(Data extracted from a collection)
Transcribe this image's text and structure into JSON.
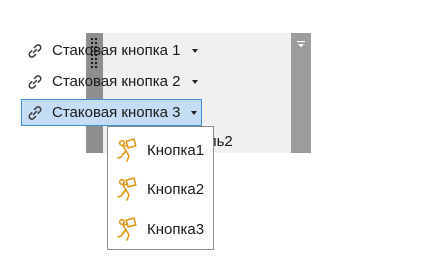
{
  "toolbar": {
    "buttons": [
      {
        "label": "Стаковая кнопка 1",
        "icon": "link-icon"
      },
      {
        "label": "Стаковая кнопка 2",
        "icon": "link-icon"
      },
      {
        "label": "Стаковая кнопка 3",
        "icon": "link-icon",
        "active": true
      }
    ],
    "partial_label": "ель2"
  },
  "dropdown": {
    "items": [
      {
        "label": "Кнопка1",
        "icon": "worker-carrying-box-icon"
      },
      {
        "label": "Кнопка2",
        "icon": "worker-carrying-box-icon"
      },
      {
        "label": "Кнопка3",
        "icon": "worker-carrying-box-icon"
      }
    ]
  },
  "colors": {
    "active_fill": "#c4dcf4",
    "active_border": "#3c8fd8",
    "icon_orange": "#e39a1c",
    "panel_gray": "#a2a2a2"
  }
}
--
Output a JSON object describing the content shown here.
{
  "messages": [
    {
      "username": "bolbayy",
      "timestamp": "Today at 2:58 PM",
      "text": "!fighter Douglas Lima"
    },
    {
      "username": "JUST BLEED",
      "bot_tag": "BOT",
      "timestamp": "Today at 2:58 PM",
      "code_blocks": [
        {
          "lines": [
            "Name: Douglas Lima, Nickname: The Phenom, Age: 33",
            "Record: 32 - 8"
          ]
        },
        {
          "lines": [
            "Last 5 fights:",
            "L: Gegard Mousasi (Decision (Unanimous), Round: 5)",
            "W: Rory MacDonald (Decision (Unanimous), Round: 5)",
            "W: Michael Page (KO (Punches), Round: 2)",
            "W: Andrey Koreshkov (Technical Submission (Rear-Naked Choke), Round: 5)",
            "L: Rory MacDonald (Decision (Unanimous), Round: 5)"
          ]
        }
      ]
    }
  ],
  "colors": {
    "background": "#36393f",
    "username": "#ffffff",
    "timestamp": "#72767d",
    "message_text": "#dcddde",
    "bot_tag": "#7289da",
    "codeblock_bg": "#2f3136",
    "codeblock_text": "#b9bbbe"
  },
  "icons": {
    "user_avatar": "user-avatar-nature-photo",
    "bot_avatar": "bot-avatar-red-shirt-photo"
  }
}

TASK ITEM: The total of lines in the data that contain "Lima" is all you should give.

SOLUTION TO THE PROBLEM: 2